- WORK TO BE COMPLETED -
Repeat the data that follows, keeping every character intact.

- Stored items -

· · · ·

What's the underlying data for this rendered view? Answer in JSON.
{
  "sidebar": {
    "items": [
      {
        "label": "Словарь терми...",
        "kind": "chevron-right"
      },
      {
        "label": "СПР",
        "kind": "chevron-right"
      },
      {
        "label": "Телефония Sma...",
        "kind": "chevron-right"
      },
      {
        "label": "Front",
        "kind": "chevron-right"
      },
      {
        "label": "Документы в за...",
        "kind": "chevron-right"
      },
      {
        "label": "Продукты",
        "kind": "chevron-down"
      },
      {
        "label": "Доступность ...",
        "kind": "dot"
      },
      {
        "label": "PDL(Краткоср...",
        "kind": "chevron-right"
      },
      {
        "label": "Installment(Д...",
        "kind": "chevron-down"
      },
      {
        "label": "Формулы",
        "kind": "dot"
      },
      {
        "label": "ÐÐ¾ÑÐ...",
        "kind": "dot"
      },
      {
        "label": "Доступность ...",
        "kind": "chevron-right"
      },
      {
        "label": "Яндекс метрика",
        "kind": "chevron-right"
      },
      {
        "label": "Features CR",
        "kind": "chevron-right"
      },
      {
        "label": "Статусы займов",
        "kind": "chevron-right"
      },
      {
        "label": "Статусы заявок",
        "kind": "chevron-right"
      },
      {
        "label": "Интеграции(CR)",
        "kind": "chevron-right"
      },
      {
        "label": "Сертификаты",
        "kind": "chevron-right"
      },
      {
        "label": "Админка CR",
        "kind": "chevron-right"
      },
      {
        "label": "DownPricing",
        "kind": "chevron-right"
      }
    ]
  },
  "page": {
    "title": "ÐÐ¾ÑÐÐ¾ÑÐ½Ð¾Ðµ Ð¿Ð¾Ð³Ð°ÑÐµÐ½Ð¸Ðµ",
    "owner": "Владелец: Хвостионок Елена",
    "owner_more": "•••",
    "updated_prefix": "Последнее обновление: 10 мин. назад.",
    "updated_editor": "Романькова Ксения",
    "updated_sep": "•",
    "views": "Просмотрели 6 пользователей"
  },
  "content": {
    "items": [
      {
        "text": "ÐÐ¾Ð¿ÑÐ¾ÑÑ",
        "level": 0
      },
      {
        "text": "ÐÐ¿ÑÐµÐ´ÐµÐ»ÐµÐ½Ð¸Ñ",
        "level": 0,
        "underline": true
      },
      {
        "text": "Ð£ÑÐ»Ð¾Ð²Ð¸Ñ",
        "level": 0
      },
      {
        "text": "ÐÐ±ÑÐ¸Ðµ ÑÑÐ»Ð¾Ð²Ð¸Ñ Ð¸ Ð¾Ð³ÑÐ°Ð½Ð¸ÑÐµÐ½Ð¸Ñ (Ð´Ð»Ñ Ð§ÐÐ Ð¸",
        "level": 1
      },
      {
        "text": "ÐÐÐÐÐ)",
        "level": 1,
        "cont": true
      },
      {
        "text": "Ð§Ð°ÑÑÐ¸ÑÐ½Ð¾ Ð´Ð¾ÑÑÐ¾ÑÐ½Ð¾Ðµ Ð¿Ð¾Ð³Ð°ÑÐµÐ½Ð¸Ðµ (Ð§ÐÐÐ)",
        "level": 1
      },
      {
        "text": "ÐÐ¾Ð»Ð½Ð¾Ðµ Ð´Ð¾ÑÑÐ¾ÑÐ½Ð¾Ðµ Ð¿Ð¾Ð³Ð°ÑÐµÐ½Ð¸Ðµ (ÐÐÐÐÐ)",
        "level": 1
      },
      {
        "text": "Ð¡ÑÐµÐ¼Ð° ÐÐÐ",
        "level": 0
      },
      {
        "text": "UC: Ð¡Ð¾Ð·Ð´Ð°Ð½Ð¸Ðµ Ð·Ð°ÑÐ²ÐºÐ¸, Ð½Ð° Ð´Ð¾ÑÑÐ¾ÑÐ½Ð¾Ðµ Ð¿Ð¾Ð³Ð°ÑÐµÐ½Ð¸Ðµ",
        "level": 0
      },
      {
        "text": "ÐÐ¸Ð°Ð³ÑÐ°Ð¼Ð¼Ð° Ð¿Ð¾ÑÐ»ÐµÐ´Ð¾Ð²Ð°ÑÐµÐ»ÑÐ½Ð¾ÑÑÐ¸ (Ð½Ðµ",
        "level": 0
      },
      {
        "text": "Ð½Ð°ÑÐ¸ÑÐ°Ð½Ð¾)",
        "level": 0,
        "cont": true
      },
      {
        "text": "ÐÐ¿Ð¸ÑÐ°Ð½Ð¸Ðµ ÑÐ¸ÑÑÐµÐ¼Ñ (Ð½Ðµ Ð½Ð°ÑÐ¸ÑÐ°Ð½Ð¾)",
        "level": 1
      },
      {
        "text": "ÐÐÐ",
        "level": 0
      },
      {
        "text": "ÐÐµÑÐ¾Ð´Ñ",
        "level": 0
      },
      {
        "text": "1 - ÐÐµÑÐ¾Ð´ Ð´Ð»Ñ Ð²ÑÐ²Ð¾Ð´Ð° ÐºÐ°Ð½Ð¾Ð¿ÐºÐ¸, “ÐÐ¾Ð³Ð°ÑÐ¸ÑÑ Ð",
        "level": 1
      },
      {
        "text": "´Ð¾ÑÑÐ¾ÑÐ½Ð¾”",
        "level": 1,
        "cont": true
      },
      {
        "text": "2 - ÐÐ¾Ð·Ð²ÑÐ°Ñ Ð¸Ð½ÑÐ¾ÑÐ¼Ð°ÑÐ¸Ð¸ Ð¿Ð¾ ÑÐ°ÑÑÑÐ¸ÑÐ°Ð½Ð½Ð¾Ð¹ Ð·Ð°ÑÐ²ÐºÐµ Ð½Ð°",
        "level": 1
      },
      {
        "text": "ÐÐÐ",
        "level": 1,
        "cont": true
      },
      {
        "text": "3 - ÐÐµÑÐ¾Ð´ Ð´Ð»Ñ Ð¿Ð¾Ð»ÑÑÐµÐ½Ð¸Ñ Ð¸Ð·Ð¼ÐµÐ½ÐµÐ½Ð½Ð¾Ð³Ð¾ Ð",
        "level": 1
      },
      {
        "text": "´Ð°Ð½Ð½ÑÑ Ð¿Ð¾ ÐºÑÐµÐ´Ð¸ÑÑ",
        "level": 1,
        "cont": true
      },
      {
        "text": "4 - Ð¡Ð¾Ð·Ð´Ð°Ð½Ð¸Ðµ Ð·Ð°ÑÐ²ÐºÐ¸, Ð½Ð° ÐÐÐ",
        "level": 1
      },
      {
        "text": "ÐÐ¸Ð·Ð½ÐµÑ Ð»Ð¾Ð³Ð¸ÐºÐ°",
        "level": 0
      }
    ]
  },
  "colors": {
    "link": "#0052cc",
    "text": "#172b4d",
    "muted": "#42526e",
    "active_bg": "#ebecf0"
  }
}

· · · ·

- OUTPUT OF THE TASK -
What's the underlying data for this rendered view? Answer in JSON.
{
  "sidebar": {
    "items": [
      {
        "label": "Словарь терми...",
        "kind": "chevron-right"
      },
      {
        "label": "СПР",
        "kind": "chevron-right"
      },
      {
        "label": "Телефония Sma...",
        "kind": "chevron-right"
      },
      {
        "label": "Front",
        "kind": "chevron-right"
      },
      {
        "label": "Документы в за...",
        "kind": "chevron-right"
      },
      {
        "label": "Продукты",
        "kind": "chevron-down"
      },
      {
        "label": "Доступность ...",
        "kind": "dot"
      },
      {
        "label": "PDL(Краткоср...",
        "kind": "chevron-right"
      },
      {
        "label": "Installment(Д...",
        "kind": "chevron-down"
      },
      {
        "label": "Формулы",
        "kind": "dot"
      },
      {
        "label": "ÐÐ¾ÑÐ...",
        "kind": "dot"
      },
      {
        "label": "Доступность ...",
        "kind": "chevron-right"
      },
      {
        "label": "Яндекс метрика",
        "kind": "chevron-right"
      },
      {
        "label": "Features CR",
        "kind": "chevron-right"
      },
      {
        "label": "Статусы займов",
        "kind": "chevron-right"
      },
      {
        "label": "Статусы заявок",
        "kind": "chevron-right"
      },
      {
        "label": "Интеграции(CR)",
        "kind": "chevron-right"
      },
      {
        "label": "Сертификаты",
        "kind": "chevron-right"
      },
      {
        "label": "Админка CR",
        "kind": "chevron-right"
      },
      {
        "label": "DownPricing",
        "kind": "chevron-right"
      }
    ]
  },
  "page": {
    "title": "ÐÐ¾ÑÐÐ¾ÑÐ½Ð¾Ðµ Ð¿Ð¾Ð³Ð°ÑÐµÐ½Ð¸Ðµ",
    "owner": "Владелец: Хвостионок Елена",
    "owner_more": "•••",
    "updated_prefix": "Последнее обновление: 10 мин. назад.",
    "updated_editor": "Романькова Ксения",
    "updated_sep": "•",
    "views": "Просмотрели 6 пользователей"
  },
  "content": {
    "items": [
      {
        "text": "ÐÐ¾Ð¿ÑÐ¾ÑÑ",
        "level": 0
      },
      {
        "text": "ÐÐ¿ÑÐµÐ´ÐµÐ»ÐµÐ½Ð¸Ñ",
        "level": 0,
        "underline": true
      },
      {
        "text": "Ð£ÑÐ»Ð¾Ð²Ð¸Ñ",
        "level": 0
      },
      {
        "text": "ÐÐ±ÑÐ¸Ðµ ÑÑÐ»Ð¾Ð²Ð¸Ñ Ð¸ Ð¾Ð³ÑÐ°Ð½Ð¸ÑÐµÐ½Ð¸Ñ (Ð´Ð»Ñ Ð§ÐÐ Ð¸",
        "level": 1
      },
      {
        "text": "ÐÐÐÐÐ)",
        "level": 1,
        "cont": true
      },
      {
        "text": "Ð§Ð°ÑÑÐ¸ÑÐ½Ð¾ Ð´Ð¾ÑÑÐ¾ÑÐ½Ð¾Ðµ Ð¿Ð¾Ð³Ð°ÑÐµÐ½Ð¸Ðµ (Ð§ÐÐÐ)",
        "level": 1
      },
      {
        "text": "ÐÐ¾Ð»Ð½Ð¾Ðµ Ð´Ð¾ÑÑÐ¾ÑÐ½Ð¾Ðµ Ð¿Ð¾Ð³Ð°ÑÐµÐ½Ð¸Ðµ (ÐÐÐÐÐ)",
        "level": 1
      },
      {
        "text": "Ð¡ÑÐµÐ¼Ð° ÐÐÐ",
        "level": 0
      },
      {
        "text": "UC: Ð¡Ð¾Ð·Ð´Ð°Ð½Ð¸Ðµ Ð·Ð°ÑÐ²ÐºÐ¸, Ð½Ð° Ð´Ð¾ÑÑÐ¾ÑÐ½Ð¾Ðµ Ð¿Ð¾Ð³Ð°ÑÐµÐ½Ð¸Ðµ",
        "level": 0
      },
      {
        "text": "ÐÐ¸Ð°Ð³ÑÐ°Ð¼Ð¼Ð° Ð¿Ð¾ÑÐ»ÐµÐ´Ð¾Ð²Ð°ÑÐµÐ»ÑÐ½Ð¾ÑÑÐ¸ (Ð½Ðµ",
        "level": 0
      },
      {
        "text": "Ð½Ð°ÑÐ¸ÑÐ°Ð½Ð¾)",
        "level": 0,
        "cont": true
      },
      {
        "text": "ÐÐ¿Ð¸ÑÐ°Ð½Ð¸Ðµ ÑÐ¸ÑÑÐµÐ¼Ñ (Ð½Ðµ Ð½Ð°ÑÐ¸ÑÐ°Ð½Ð¾)",
        "level": 1
      },
      {
        "text": "ÐÐÐ",
        "level": 0
      },
      {
        "text": "ÐÐµÑÐ¾Ð´Ñ",
        "level": 0
      },
      {
        "text": "1 - ÐÐµÑÐ¾Ð´ Ð´Ð»Ñ Ð²ÑÐ²Ð¾Ð´Ð° ÐºÐ°Ð½Ð¾Ð¿ÐºÐ¸, “ÐÐ¾Ð³Ð°ÑÐ¸ÑÑ Ð",
        "level": 1
      },
      {
        "text": "´Ð¾ÑÑÐ¾ÑÐ½Ð¾”",
        "level": 1,
        "cont": true
      },
      {
        "text": "2 - ÐÐ¾Ð·Ð²ÑÐ°Ñ Ð¸Ð½ÑÐ¾ÑÐ¼Ð°ÑÐ¸Ð¸ Ð¿Ð¾ ÑÐ°ÑÑÑÐ¸ÑÐ°Ð½Ð½Ð¾Ð¹ Ð·Ð°ÑÐ²ÐºÐµ Ð½Ð°",
        "level": 1
      },
      {
        "text": "ÐÐÐ",
        "level": 1,
        "cont": true
      },
      {
        "text": "3 - ÐÐµÑÐ¾Ð´ Ð´Ð»Ñ Ð¿Ð¾Ð»ÑÑÐµÐ½Ð¸Ñ Ð¸Ð·Ð¼ÐµÐ½ÐµÐ½Ð½Ð¾Ð³Ð¾ Ð",
        "level": 1
      },
      {
        "text": "´Ð°Ð½Ð½ÑÑ Ð¿Ð¾ ÐºÑÐµÐ´Ð¸ÑÑ",
        "level": 1,
        "cont": true
      },
      {
        "text": "4 - Ð¡Ð¾Ð·Ð´Ð°Ð½Ð¸Ðµ Ð·Ð°ÑÐ²ÐºÐ¸, Ð½Ð° ÐÐÐ",
        "level": 1
      },
      {
        "text": "ÐÐ¸Ð·Ð½ÐµÑ Ð»Ð¾Ð³Ð¸ÐºÐ°",
        "level": 0
      }
    ]
  },
  "colors": {
    "link": "#0052cc",
    "text": "#172b4d",
    "muted": "#42526e",
    "active_bg": "#ebecf0"
  }
}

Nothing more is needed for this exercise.